vicissitudes of those who, like children, are tossed about by the waves:
make truth in love. Truth and love coincide in Christ. To the extent
that we draw close to Christ, in our own lives too, truth and love are
blended. Love without truth would be blind; truth without love would be
like "a clanging cymbal" (I Cor 13:1).
Let us now look at the Gospel, from whose riches I would like to draw
only two small observations. The Lord addresses these wonderful words to
us: "I no longer speak of you as slaves.... Instead, I call you friends"
(Jn 15:15). We so often feel, and it is true, that we are only useless
servants (cf. Lk 17:10).
Yet, in spite of this, the Lord calls us friends, he makes us his
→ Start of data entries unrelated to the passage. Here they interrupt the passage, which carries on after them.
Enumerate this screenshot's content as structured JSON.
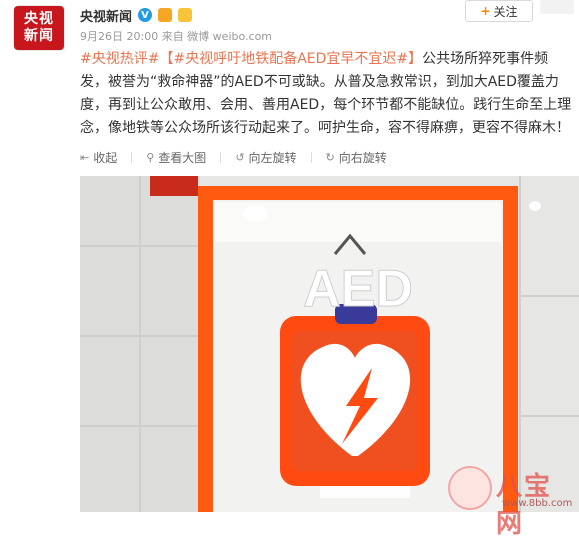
{
  "header": {
    "avatar_line1": "央视",
    "avatar_line2": "新闻",
    "author": "央视新闻",
    "verified_mark": "V",
    "meta": "9月26日 20:00 来自 微博 weibo.com",
    "follow_label": "关注",
    "follow_icon": "+"
  },
  "post": {
    "tag1": "#央视热评#",
    "tag2": "【#央视呼吁地铁配备AED宜早不宜迟#】",
    "body": "公共场所猝死事件频发，被誉为“救命神器”的AED不可或缺。从普及急救常识，到加大AED覆盖力度，再到让公众敢用、会用、善用AED，每个环节都不能缺位。践行生命至上理念，像地铁等公众场所该行动起来了。呵护生命，容不得麻痹，更容不得麻木！"
  },
  "toolbar": {
    "collapse": "收起",
    "view_large": "查看大图",
    "rotate_left": "向左旋转",
    "rotate_right": "向右旋转"
  },
  "photo": {
    "aed_label": "AED"
  },
  "watermark": {
    "text": "八宝网",
    "url": "www.8bb.com"
  }
}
friends, he gives us his friendship. The Lord gives friendship a dual
definition. There are no secrets between friends: Christ tells us all
that he hears from the Father; he gives us his full trust and with
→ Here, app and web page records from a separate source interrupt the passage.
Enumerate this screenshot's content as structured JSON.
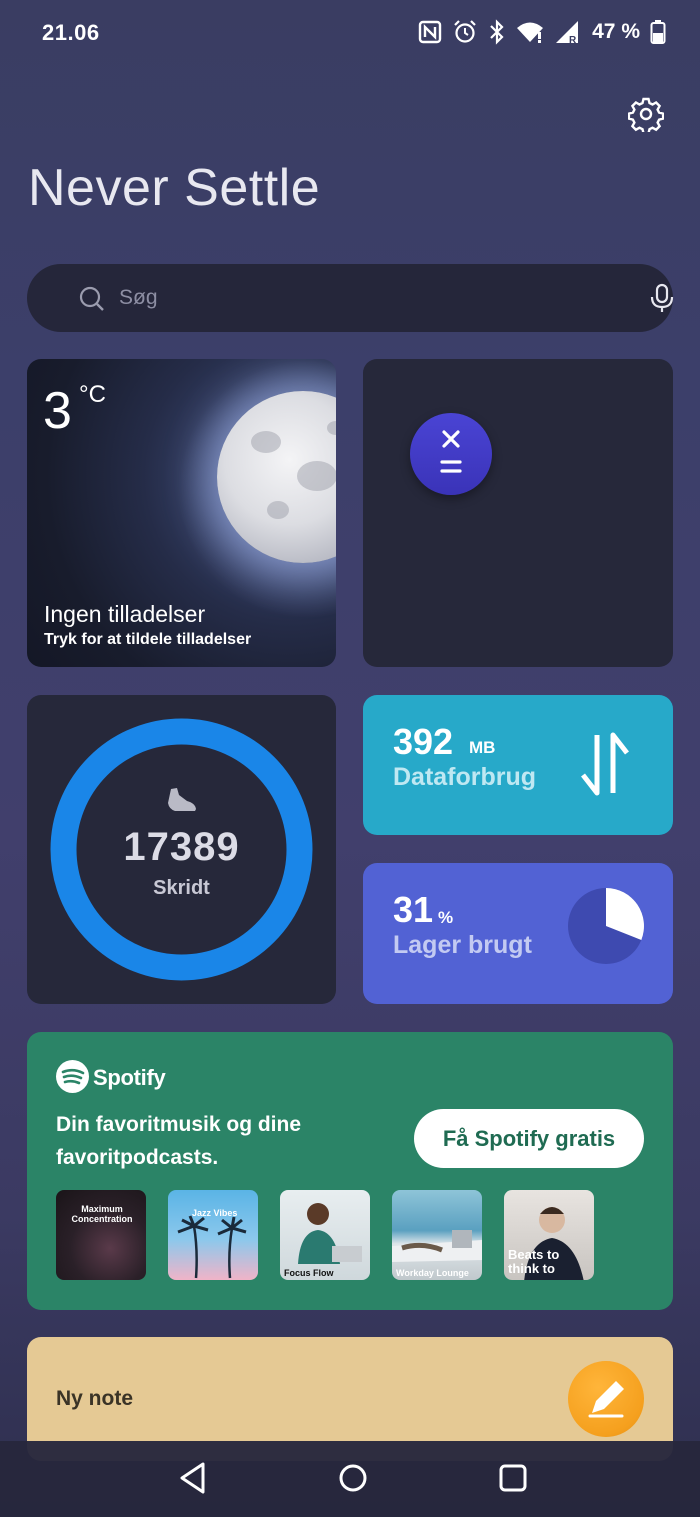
{
  "status_bar": {
    "time": "21.06",
    "battery": "47 %",
    "icons": [
      "nfc-icon",
      "alarm-icon",
      "bluetooth-icon",
      "wifi-icon",
      "signal-icon",
      "battery-icon"
    ]
  },
  "header": {
    "title": "Never Settle",
    "settings_icon": "gear-icon"
  },
  "search": {
    "placeholder": "Søg",
    "icon": "search-icon",
    "mic_icon": "mic-icon"
  },
  "weather_widget": {
    "temperature": "3",
    "unit": "°C",
    "title": "Ingen tilladelser",
    "subtitle": "Tryk for at tildele tilladelser"
  },
  "calculator_widget": {
    "icon": "calculator-icon"
  },
  "steps_widget": {
    "count": "17389",
    "label": "Skridt",
    "icon": "shoe-icon",
    "ring_color": "#1a86e8"
  },
  "data_widget": {
    "value": "392",
    "unit": "MB",
    "label": "Dataforbrug",
    "color": "#27a9c9"
  },
  "storage_widget": {
    "value": "31",
    "unit": "%",
    "label": "Lager brugt",
    "used_fraction": 0.31,
    "color": "#5262d4"
  },
  "spotify_widget": {
    "brand": "Spotify",
    "text": "Din favoritmusik og dine favoritpodcasts.",
    "button": "Få Spotify gratis",
    "color": "#2b8467",
    "covers": [
      {
        "title": "Maximum Concentration"
      },
      {
        "title": "Jazz Vibes"
      },
      {
        "title": "Focus Flow"
      },
      {
        "title": "Workday Lounge"
      },
      {
        "title": "Beats to think to"
      }
    ]
  },
  "note_widget": {
    "label": "Ny note",
    "icon": "pencil-icon",
    "color": "#e5c994"
  },
  "nav_bar": {
    "buttons": [
      "back-icon",
      "home-icon",
      "recents-icon"
    ]
  }
}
trust, also knowledge. He reveals his face and his heart to us. He shows
us the tenderness he feels for us, his passionate love that goes even as
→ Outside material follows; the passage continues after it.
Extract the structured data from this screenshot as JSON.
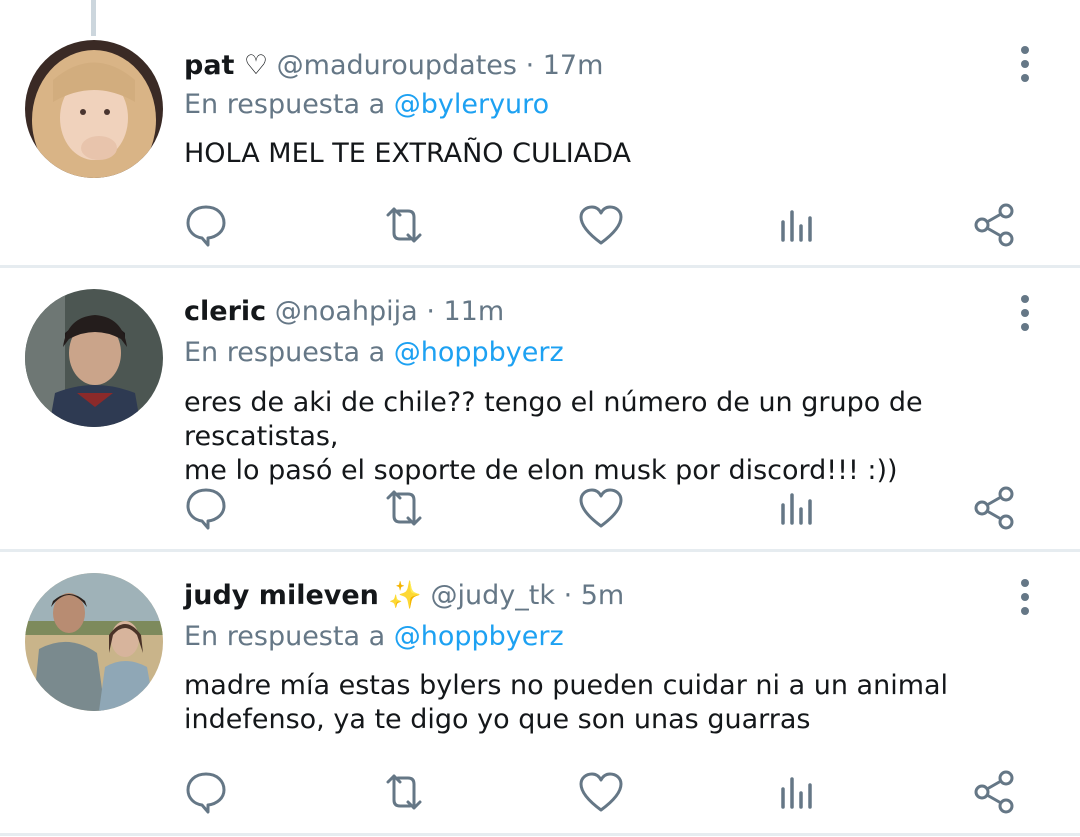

far as the folly of the Cross. He entrusts himself to us, he gives us
the power to speak in his name: "this is my body , "I forgive you He
entrusts his Body, the Church, to us.
To our weak minds, to our weak hands, he entrusts his truth
the mystery of God the Father, the Son and the Holy Spirit; the mystery
of God who "so loved the world that he gave his only Son" (Jn 3:16). He
made us his friends
and how do we respond?
Fusing human and divine wills
The second element Jesus uses to define friendship is the communion
of wills. For the Romans "Idem velle
idem nolle" [same desires, same dislikes] was also the definition of
friendship. "You are my friends if you do what I command you" (Jn
15:14). Friendship with Christ coincides with the third request of the
Our Father: "Thy will be done on earth as it is in heaven". At
his hour in the Garden of Gethsemane, Jesus transformed our rebellious
human will into a will conformed and united with the divine will. He
suffered the whole drama of our autonomy
and precisely by placing our will in God's hands, he gives us true
freedom: "Not as I will, but as you will" (Mt 26:39).
Our redemption is brought about in this communion of wills: being
friends of Jesus, to become friends of God. The more we love Jesus, the
more we know him, the more our true freedom develops and our joy in
being redeemed flourishes. Thank you, Jesus, for your friendship!
The other element of the Gospel to which I wanted to refer is Jesus'
teaching on bearing fruit: "It was I who chose you to go forth and bear
fruit. Your fruit must endure" (Jn 15:16).
It is here that appears the dynamism of the life of a Christian, an
apostle: I chose you to go forth. We must be enlivened by a holy
restlessness: a restlessness to bring to everyone the gift of faith, of
friendship with Christ. Truly, the love and friendship of God was given
to us so that it might also be shared with others. We have received the
faith to give it to others
we are priests in order to serve others. And we must bear fruit that
All people desire to leave a lasting mark. But what endures? Money
does not. Even buildings do not, nor books. After a certain time, longer
or shorter, all these things disappear. The only thing that lasts for
ever is the human soul, the human; person created by God for eternity.
The fruit that endures is therefore all that we have sown in human
souls: love, knowledge, a gesture capable of touching hearts, words that
open the soul to joy in the Lord. So let us go and pray to the Lord to
help us bear fruit that endures. Only in this way will the earth be
changed from a valley of tears to a garden of God.
To conclude, let us return once again to the Letter to the Ephesians.
The Letter says, with words from Psalm 68, that Christ, ascending into
heaven, "gave gifts to men" (Eph 4:8). The victor offers gifts. And
these gifts are apostles, prophets, evangelists, pastors and teachers.
Our ministry is a gift of Christ to humankind, to build up his body
the new world. We live out our ministry in this way, as a gift of Christ
At this time, however, let us above all pray insistently to the Lord
that after his great gift of Pope John Paul II, he will once again give
us a Pastor according to his own heart, a Pastor who will guide us to
knowledge of Christ, to his love and to true joy. Amen.